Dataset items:

========

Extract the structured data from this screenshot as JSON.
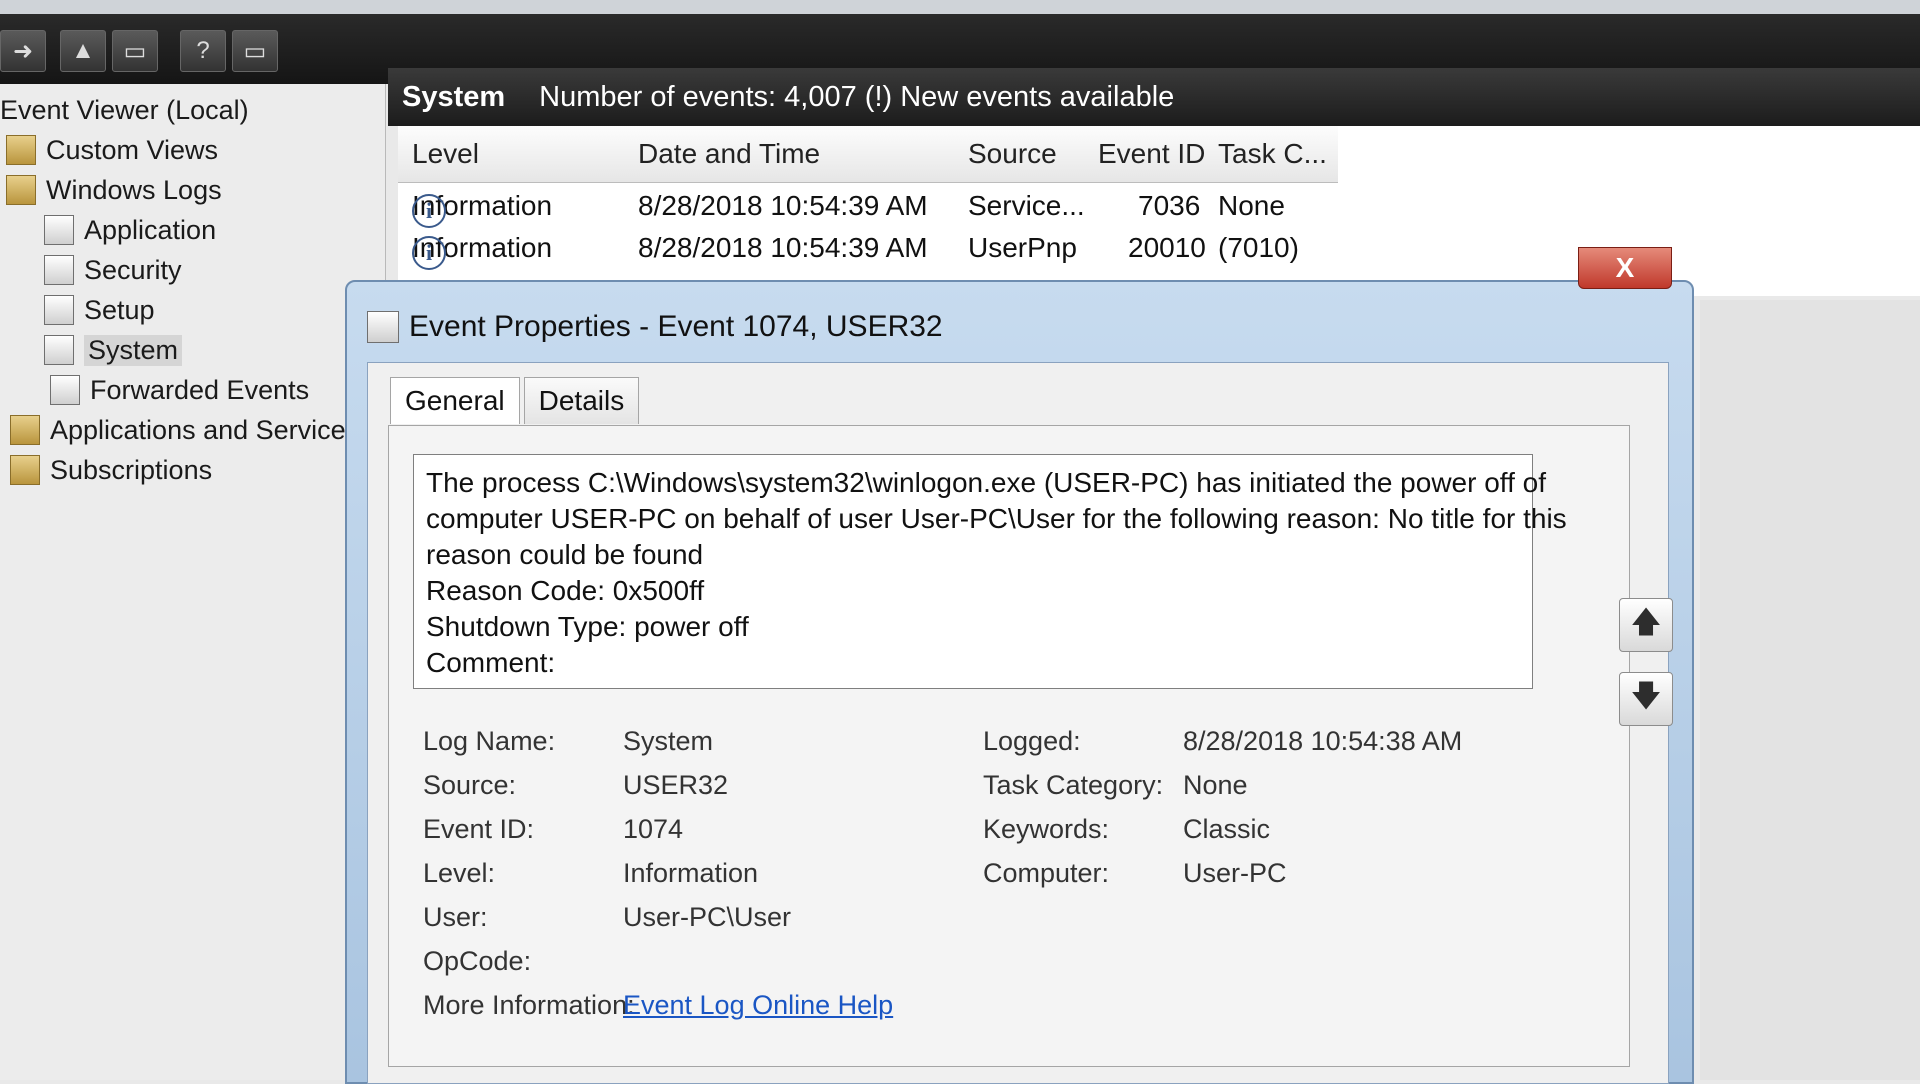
{
  "tree": {
    "root": "Event Viewer (Local)",
    "items": [
      {
        "label": "Custom Views"
      },
      {
        "label": "Windows Logs"
      },
      {
        "label": "Application"
      },
      {
        "label": "Security"
      },
      {
        "label": "Setup"
      },
      {
        "label": "System"
      },
      {
        "label": "Forwarded Events"
      },
      {
        "label": "Applications and Service"
      },
      {
        "label": "Subscriptions"
      }
    ]
  },
  "list": {
    "name": "System",
    "count_text": "Number of events: 4,007 (!) New events available",
    "columns": [
      "Level",
      "Date and Time",
      "Source",
      "Event ID",
      "Task C..."
    ],
    "rows": [
      {
        "level": "Information",
        "datetime": "8/28/2018 10:54:39 AM",
        "source": "Service...",
        "event_id": "7036",
        "task": "None"
      },
      {
        "level": "Information",
        "datetime": "8/28/2018 10:54:39 AM",
        "source": "UserPnp",
        "event_id": "20010",
        "task": "(7010)"
      }
    ]
  },
  "dialog": {
    "title": "Event Properties - Event 1074, USER32",
    "close": "X",
    "tabs": [
      "General",
      "Details"
    ],
    "description": [
      "The process C:\\Windows\\system32\\winlogon.exe (USER-PC) has initiated the power off of",
      "computer USER-PC on behalf of user User-PC\\User for the following reason: No title for this",
      "reason could be found",
      " Reason Code: 0x500ff",
      " Shutdown Type: power off",
      " Comment:"
    ],
    "fields": {
      "log_name_label": "Log Name:",
      "log_name": "System",
      "source_label": "Source:",
      "source": "USER32",
      "event_id_label": "Event ID:",
      "event_id": "1074",
      "level_label": "Level:",
      "level": "Information",
      "user_label": "User:",
      "user": "User-PC\\User",
      "opcode_label": "OpCode:",
      "opcode": "",
      "more_info_label": "More Information:",
      "more_info_link": "Event Log Online Help",
      "logged_label": "Logged:",
      "logged": "8/28/2018 10:54:38 AM",
      "task_category_label": "Task Category:",
      "task_category": "None",
      "keywords_label": "Keywords:",
      "keywords": "Classic",
      "computer_label": "Computer:",
      "computer": "User-PC"
    }
  },
  "icons": {
    "info": "i",
    "up": "🡅",
    "down": "🡇",
    "help": "?"
  }
}
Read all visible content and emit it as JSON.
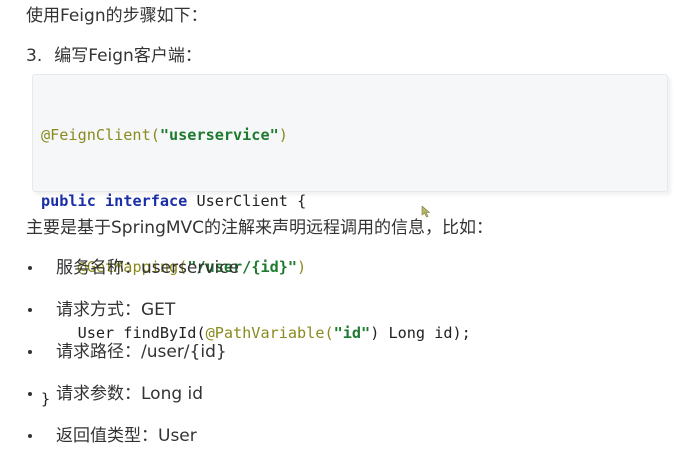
{
  "intro": "使用Feign的步骤如下：",
  "step": {
    "number": "3.",
    "text": "编写Feign客户端："
  },
  "code": {
    "line1": {
      "annotation": "@FeignClient(",
      "string": "\"userservice\"",
      "close": ")"
    },
    "line2": {
      "kw1": "public",
      "kw2": "interface",
      "rest": "UserClient {"
    },
    "line3": {
      "indent": "    ",
      "annotation": "@GetMapping(",
      "string": "\"/user/{id}\"",
      "close": ")"
    },
    "line4": {
      "indent": "    ",
      "prefix": "User findById(",
      "annotation": "@PathVariable(",
      "string": "\"id\"",
      "suffix": ") Long id);"
    },
    "line5": "}"
  },
  "summary": "主要是基于SpringMVC的注解来声明远程调用的信息，比如：",
  "bullets": [
    "服务名称：userservice",
    "请求方式：GET",
    "请求路径：/user/{id}",
    "请求参数：Long id",
    "返回值类型：User"
  ],
  "colors": {
    "annotation": "#8a8a1e",
    "string": "#1e7a2e",
    "keyword": "#1a2ea8",
    "code_background": "#f6f7f9",
    "text": "#333333"
  },
  "icons": {
    "cursor": "mouse-pointer-icon"
  }
}
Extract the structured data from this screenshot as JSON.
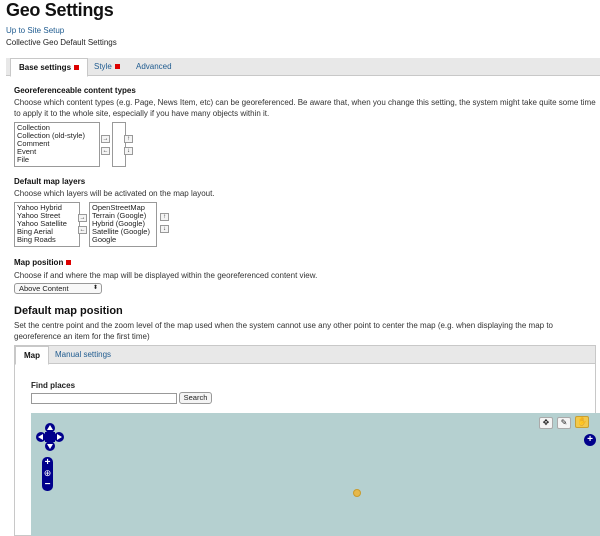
{
  "header": {
    "title": "Geo Settings",
    "up_link": "Up to Site Setup",
    "subtitle": "Collective Geo Default Settings"
  },
  "tabs": [
    {
      "label": "Base settings",
      "required": true
    },
    {
      "label": "Style",
      "required": true
    },
    {
      "label": "Advanced",
      "required": false
    }
  ],
  "content_types": {
    "heading": "Georeferenceable content types",
    "help": "Choose which content types (e.g. Page, News Item, etc) can be georeferenced. Be aware that, when you change this setting, the system might take quite some time to apply it to the whole site, especially if you have many objects within it.",
    "available": [
      "Collection",
      "Collection (old-style)",
      "Comment",
      "Event",
      "File"
    ],
    "selected": []
  },
  "map_layers": {
    "heading": "Default map layers",
    "help": "Choose which layers will be activated on the map layout.",
    "available": [
      "Yahoo Hybrid",
      "Yahoo Street",
      "Yahoo Satellite",
      "Bing Aerial",
      "Bing Roads"
    ],
    "selected": [
      "OpenStreetMap",
      "Terrain (Google)",
      "Hybrid (Google)",
      "Satellite (Google)",
      "Google"
    ]
  },
  "map_position": {
    "heading": "Map position",
    "help": "Choose if and where the map will be displayed within the georeferenced content view.",
    "value": "Above Content"
  },
  "default_map_position": {
    "heading": "Default map position",
    "help": "Set the centre point and the zoom level of the map used when the system cannot use any other point to center the map (e.g. when displaying the map to georeference an item for the first time)",
    "tabs": [
      "Map",
      "Manual settings"
    ],
    "find_label": "Find places",
    "search_value": "",
    "search_button": "Search"
  },
  "buttons": {
    "move_right": "→",
    "move_left": "←",
    "move_up": "↑",
    "move_down": "↓"
  },
  "map_controls": {
    "zoom_in": "+",
    "zoom_out": "−",
    "world": "⊕",
    "layer_switcher": "+"
  },
  "colors": {
    "link": "#205c90",
    "required": "#dd0000",
    "map_water": "#b5d0d0",
    "map_control": "#00008b",
    "marker": "#e6b84a"
  }
}
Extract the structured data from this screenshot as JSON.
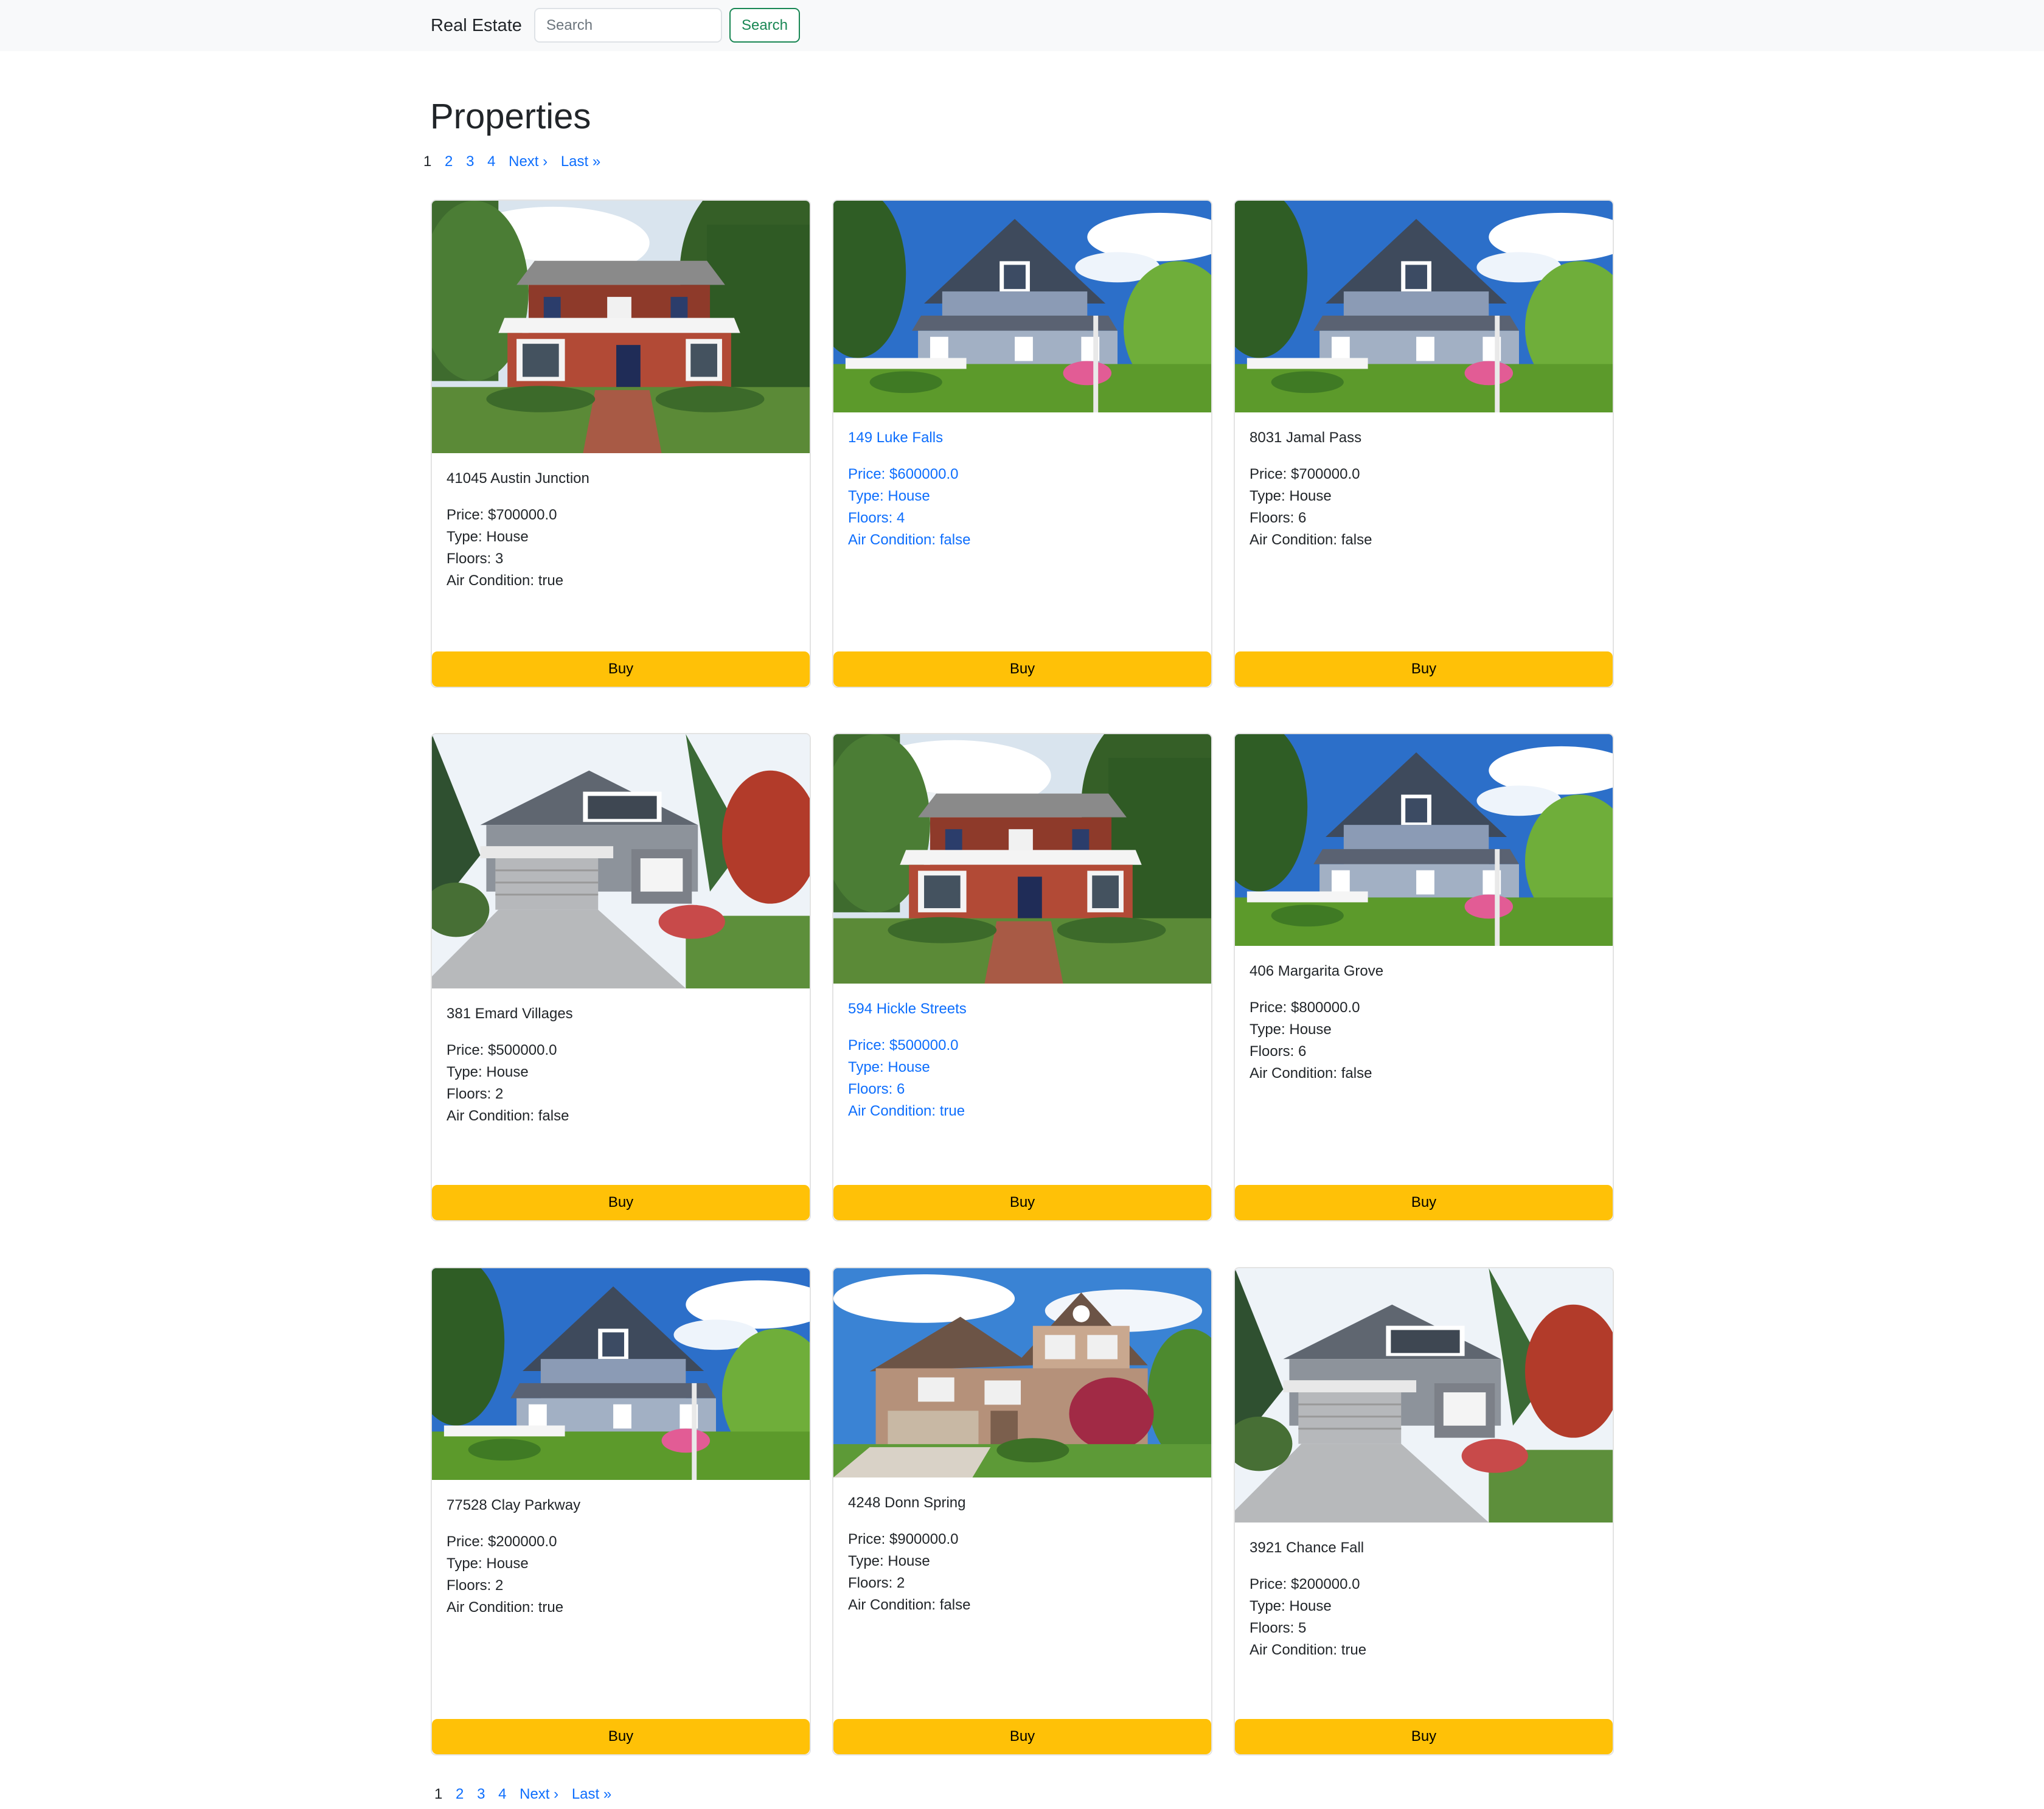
{
  "navbar": {
    "brand": "Real Estate",
    "search_placeholder": "Search",
    "search_button": "Search"
  },
  "page": {
    "title": "Properties"
  },
  "pagination": {
    "current": "1",
    "pages": [
      "2",
      "3",
      "4"
    ],
    "next": "Next ›",
    "last": "Last »"
  },
  "properties": [
    {
      "address": "41045 Austin Junction",
      "price": "Price: $700000.0",
      "type": "Type: House",
      "floors": "Floors: 3",
      "ac": "Air Condition: true",
      "buy": "Buy",
      "image": "red-brick-house"
    },
    {
      "address": "149 Luke Falls",
      "price": "Price: $600000.0",
      "type": "Type: House",
      "floors": "Floors: 4",
      "ac": "Air Condition: false",
      "buy": "Buy",
      "image": "blue-cottage"
    },
    {
      "address": "8031 Jamal Pass",
      "price": "Price: $700000.0",
      "type": "Type: House",
      "floors": "Floors: 6",
      "ac": "Air Condition: false",
      "buy": "Buy",
      "image": "blue-cottage"
    },
    {
      "address": "381 Emard Villages",
      "price": "Price: $500000.0",
      "type": "Type: House",
      "floors": "Floors: 2",
      "ac": "Air Condition: false",
      "buy": "Buy",
      "image": "garage-house"
    },
    {
      "address": "594 Hickle Streets",
      "price": "Price: $500000.0",
      "type": "Type: House",
      "floors": "Floors: 6",
      "ac": "Air Condition: true",
      "buy": "Buy",
      "image": "red-brick-house"
    },
    {
      "address": "406 Margarita Grove",
      "price": "Price: $800000.0",
      "type": "Type: House",
      "floors": "Floors: 6",
      "ac": "Air Condition: false",
      "buy": "Buy",
      "image": "blue-cottage"
    },
    {
      "address": "77528 Clay Parkway",
      "price": "Price: $200000.0",
      "type": "Type: House",
      "floors": "Floors: 2",
      "ac": "Air Condition: true",
      "buy": "Buy",
      "image": "blue-cottage"
    },
    {
      "address": "4248 Donn Spring",
      "price": "Price: $900000.0",
      "type": "Type: House",
      "floors": "Floors: 2",
      "ac": "Air Condition: false",
      "buy": "Buy",
      "image": "suburban-house"
    },
    {
      "address": "3921 Chance Fall",
      "price": "Price: $200000.0",
      "type": "Type: House",
      "floors": "Floors: 5",
      "ac": "Air Condition: true",
      "buy": "Buy",
      "image": "garage-house"
    }
  ]
}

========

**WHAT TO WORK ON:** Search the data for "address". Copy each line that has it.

**SOLUTION:**
      "address": "41045 Austin Junction",
      "address": "149 Luke Falls",
      "address": "8031 Jamal Pass",
      "address": "381 Emard Villages",
      "address": "594 Hickle Streets",
      "address": "406 Margarita Grove",
      "address": "77528 Clay Parkway",
      "address": "4248 Donn Spring",
      "address": "3921 Chance Fall",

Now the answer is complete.